GWEN IFILL: Right.
JOHN BURNS: And I think that’s correct. But they do have a potential to cause quite a lot of trouble.
GWEN IFILL: Colin Powell, the Secretary of State, is heading to Islamabad later this week. What does he expect, what should he expect to hear when he gets there?
JOHN BURNS: I think what he’ll hear from General Musharraf is what General Musharraf told us in his news conference today. He finds himself in a very interesting position. He completed today the most important military shuffle in Pakistan in many years, and I think as of today he’s probably the most important powerful political leader Pakistan has seen in 20 years. He now has a firm grip on his own army, which he has not had in the two years since he became the military ruler of this country, and so on the one hand he’s a more confident man– he feels he’s taken the right track– but these street protests make him very uneasy, and so he will be telling General Powell– general to general, I would imagine, since he loves to speak in military terms– that the operations in Afghanistan must be short, they must be very carefully targeted to avoid collateral damage, they must be brought to a conclusion early so that the United States and Pakistan and their allies in this venture can move on to rebuilding Afghanistan, in particular, to rebuilding Afghanistan’s government. It’s assumed in this that the Taliban is history, and Pakistan is very keen to see that a new government is installed in Kabul that is friendly to Pakistan and you only have to look at a map to see why that is so.
GWEN IFILL: Yesterday we saw Osama bin Laden basically send out a call to arms to all Muslims in other Muslim countries to rise up against the United States. Has that had any impact in Pakistan?
JOHN BURNS: It certainly would have an impact in the sense that Osama bin Laden has an enormous appeal throughout the Arab Muslim world to certain kinds of people. He’s on the front pages of every popular magazine, his name is scrawled on highway overpasses, in Pakistan no less than any other country. So, asked if his support is broad, I believe it’s rather shallow. I think that the people who go into the streets waving his placard, his portrait, will tell you that they were shocked by what happened to the Twin Towers, and they… It’s very, very rare to find anybody… Even, by the way, in the Taliban, who will tell you that they support what happened.

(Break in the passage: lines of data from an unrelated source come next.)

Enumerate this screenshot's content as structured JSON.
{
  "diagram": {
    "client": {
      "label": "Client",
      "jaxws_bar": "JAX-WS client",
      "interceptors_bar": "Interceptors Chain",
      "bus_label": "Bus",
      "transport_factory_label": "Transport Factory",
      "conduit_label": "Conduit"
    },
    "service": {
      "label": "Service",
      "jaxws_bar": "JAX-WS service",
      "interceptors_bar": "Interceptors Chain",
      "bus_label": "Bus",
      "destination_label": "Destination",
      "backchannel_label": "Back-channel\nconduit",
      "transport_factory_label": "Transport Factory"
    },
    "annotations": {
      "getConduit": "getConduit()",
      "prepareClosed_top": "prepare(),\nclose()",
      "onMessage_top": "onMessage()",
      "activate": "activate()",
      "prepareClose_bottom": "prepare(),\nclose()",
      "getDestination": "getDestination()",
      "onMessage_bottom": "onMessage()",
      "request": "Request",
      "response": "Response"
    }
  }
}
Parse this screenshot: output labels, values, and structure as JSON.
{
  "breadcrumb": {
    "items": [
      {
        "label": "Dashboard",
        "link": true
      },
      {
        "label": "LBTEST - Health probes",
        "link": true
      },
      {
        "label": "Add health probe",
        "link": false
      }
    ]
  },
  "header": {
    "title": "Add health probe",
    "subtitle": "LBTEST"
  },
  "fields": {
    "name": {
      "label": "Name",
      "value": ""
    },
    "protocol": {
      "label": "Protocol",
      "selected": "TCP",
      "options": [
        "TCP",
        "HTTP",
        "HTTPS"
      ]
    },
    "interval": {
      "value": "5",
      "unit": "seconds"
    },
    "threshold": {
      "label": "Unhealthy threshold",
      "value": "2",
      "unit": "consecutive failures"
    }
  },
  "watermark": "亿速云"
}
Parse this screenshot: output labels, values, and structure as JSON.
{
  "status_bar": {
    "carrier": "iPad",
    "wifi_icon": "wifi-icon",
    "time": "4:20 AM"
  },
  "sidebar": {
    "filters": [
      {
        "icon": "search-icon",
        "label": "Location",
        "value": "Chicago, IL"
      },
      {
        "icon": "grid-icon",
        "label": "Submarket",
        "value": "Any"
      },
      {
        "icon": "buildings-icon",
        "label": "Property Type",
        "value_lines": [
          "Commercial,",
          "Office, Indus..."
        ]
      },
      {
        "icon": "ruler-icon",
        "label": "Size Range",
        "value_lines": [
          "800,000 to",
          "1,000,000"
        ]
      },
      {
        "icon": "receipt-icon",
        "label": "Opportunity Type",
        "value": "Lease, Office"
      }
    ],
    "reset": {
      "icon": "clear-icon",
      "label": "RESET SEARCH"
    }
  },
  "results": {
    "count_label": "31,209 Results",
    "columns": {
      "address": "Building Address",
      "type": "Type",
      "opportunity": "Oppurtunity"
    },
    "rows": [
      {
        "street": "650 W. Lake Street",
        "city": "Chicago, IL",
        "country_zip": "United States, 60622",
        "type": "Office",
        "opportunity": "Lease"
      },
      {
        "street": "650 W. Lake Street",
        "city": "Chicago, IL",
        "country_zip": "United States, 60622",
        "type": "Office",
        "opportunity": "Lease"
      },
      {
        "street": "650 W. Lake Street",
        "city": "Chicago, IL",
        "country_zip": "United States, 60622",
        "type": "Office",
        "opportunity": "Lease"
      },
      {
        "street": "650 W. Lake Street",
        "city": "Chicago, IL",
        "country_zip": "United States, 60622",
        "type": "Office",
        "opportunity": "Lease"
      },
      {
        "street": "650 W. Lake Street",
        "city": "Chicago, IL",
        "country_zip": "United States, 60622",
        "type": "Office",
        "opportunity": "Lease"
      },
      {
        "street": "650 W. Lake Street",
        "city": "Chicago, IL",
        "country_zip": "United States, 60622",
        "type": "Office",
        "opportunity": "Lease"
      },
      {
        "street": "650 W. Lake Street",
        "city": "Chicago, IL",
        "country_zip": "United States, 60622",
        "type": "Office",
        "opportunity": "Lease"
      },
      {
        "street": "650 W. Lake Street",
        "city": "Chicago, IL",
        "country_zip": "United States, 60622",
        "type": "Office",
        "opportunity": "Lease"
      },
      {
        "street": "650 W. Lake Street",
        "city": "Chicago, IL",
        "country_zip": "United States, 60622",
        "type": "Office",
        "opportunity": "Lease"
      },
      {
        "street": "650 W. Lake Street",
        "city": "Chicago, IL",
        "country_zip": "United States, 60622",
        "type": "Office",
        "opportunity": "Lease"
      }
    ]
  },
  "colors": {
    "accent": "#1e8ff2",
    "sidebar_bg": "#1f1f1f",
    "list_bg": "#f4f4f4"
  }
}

This has been a tremendous shock– and even the Islamic militants find themselves, as we all do, in a new world, so my guess here is that the issue really is not so much Mr. bin Laden for the people to take to the street, it’s certainly not Mr. bin Laden for the great middle class or the great working masses of Pakistan. I think it’s rather more a sense of unease about the Taliban and the overthrow of a government in a neighboring country, which some people would say for all its repressiveness, and for all its harboring of terrorists, was the only government in Afghanistan in 20 years that created any kind of peace in the areas in which they ruled.
GWEN IFILL: Well, John Burns, thank you very much. We’ll be reading what you write, and stay safe.
JOHN BURNS: It was my pleasure. Thank you very much.